(Source data)

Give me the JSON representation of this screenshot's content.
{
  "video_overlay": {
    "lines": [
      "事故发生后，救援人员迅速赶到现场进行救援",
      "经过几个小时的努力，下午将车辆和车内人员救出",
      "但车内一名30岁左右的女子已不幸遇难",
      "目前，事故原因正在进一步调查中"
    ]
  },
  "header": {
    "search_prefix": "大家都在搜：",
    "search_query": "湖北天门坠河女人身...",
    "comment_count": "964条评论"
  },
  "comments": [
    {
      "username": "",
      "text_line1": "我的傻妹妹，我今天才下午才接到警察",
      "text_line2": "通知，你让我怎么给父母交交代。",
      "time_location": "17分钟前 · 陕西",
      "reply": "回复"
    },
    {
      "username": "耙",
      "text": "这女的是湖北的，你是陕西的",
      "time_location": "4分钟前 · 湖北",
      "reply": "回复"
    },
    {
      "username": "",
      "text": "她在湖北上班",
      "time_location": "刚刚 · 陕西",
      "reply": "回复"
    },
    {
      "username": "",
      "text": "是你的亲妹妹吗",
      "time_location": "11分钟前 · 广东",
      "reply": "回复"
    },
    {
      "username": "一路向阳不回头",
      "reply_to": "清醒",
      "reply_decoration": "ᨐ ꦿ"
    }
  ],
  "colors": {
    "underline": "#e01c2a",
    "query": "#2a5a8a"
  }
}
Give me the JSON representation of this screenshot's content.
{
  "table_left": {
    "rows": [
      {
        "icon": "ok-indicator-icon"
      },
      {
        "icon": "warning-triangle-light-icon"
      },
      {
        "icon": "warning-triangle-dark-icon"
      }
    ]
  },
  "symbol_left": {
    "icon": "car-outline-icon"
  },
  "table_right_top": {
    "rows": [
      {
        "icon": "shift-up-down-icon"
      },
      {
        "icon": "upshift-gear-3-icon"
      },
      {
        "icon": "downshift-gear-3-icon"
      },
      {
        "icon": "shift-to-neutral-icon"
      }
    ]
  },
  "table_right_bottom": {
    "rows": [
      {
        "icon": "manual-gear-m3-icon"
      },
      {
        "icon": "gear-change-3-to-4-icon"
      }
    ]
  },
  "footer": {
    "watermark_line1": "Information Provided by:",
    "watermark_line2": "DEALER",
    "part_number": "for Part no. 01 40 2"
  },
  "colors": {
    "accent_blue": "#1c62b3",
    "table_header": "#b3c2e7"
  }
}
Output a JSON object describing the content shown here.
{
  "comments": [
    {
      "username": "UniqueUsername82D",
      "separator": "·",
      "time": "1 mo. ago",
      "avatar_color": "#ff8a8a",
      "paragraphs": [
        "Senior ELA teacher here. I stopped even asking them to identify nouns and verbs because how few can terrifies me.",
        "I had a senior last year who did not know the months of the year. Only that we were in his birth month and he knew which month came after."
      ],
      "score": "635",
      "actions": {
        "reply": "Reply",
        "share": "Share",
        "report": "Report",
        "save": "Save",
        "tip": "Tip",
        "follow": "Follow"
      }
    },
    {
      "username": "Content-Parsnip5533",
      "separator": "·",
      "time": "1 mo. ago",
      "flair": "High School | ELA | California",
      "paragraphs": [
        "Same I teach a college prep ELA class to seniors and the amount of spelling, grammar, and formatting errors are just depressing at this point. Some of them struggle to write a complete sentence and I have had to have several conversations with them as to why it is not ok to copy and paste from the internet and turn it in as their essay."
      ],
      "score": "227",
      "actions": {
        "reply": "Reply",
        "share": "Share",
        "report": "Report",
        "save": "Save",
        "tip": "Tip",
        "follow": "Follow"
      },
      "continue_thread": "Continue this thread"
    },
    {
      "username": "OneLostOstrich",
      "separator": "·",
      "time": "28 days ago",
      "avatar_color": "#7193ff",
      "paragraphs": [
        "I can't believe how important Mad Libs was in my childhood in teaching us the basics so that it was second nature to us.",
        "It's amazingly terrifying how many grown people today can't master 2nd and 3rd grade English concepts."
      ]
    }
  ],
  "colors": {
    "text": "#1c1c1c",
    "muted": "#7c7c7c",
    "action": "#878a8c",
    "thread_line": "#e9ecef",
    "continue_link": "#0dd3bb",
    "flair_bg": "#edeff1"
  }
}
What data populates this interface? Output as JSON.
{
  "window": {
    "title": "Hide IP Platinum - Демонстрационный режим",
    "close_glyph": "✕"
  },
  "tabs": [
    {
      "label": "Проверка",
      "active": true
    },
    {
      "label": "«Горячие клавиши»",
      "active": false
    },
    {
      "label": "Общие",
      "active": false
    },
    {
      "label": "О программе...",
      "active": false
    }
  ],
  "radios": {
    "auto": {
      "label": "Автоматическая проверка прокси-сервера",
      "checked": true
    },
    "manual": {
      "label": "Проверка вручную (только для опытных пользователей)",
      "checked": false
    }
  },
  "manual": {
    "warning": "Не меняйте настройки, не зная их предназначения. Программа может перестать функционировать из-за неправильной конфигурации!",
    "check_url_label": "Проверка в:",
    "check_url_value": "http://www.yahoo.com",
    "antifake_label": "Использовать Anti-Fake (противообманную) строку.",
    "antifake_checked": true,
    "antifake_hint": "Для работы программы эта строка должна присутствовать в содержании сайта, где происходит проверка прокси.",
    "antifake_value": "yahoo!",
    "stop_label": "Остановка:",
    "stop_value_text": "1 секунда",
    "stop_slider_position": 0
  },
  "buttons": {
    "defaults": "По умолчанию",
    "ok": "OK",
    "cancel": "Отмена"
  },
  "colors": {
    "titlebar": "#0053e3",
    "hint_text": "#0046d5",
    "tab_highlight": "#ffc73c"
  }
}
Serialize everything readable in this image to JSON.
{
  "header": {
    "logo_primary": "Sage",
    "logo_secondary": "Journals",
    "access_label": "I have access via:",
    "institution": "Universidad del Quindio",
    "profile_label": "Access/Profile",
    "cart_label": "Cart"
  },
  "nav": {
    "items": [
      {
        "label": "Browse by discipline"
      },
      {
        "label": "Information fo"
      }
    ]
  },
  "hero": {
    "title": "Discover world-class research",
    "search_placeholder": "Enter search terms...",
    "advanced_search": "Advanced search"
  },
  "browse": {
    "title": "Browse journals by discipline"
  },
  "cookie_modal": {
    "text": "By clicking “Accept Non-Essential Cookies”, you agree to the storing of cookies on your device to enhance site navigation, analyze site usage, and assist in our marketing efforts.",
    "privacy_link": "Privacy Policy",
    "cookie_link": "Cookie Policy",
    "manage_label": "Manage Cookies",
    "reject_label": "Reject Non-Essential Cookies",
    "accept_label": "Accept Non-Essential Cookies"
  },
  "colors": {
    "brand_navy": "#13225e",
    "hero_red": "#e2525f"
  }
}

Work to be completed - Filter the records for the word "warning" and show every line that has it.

Exercise output -
        "icon": "warning-triangle-light-icon"
        "icon": "warning-triangle-dark-icon"
    "warning": "Не меняйте настройки, не зная их предназначения. Программа может перестать функционировать из-за неправильной конфигурации!",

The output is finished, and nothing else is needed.